**Information:**

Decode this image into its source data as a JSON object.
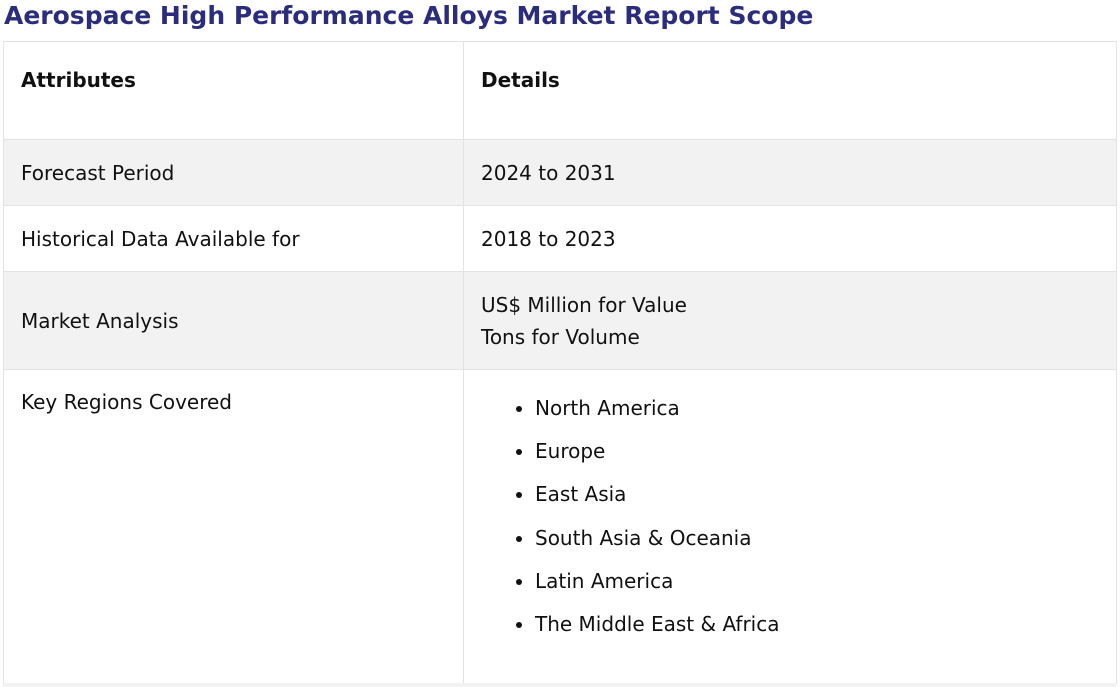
{
  "title": "Aerospace High Performance Alloys Market Report Scope",
  "table": {
    "headers": {
      "attribute": "Attributes",
      "details": "Details"
    },
    "rows": [
      {
        "attribute": "Forecast Period",
        "details": [
          "2024 to 2031"
        ]
      },
      {
        "attribute": "Historical Data Available for",
        "details": [
          "2018 to 2023"
        ]
      },
      {
        "attribute": "Market Analysis",
        "details": [
          "US$ Million for Value",
          "Tons for Volume"
        ]
      },
      {
        "attribute": "Key Regions Covered",
        "details_list": [
          "North America",
          "Europe",
          "East Asia",
          "South Asia & Oceania",
          "Latin America",
          "The Middle East & Africa"
        ]
      }
    ]
  },
  "colors": {
    "title": "#2b2d7c",
    "shaded_row": "#f2f2f2",
    "border": "#e3e3e3"
  }
}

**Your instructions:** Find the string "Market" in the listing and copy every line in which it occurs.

**Response to this exercise:**
  "title": "Aerospace High Performance Alloys Market Report Scope",
        "attribute": "Market Analysis",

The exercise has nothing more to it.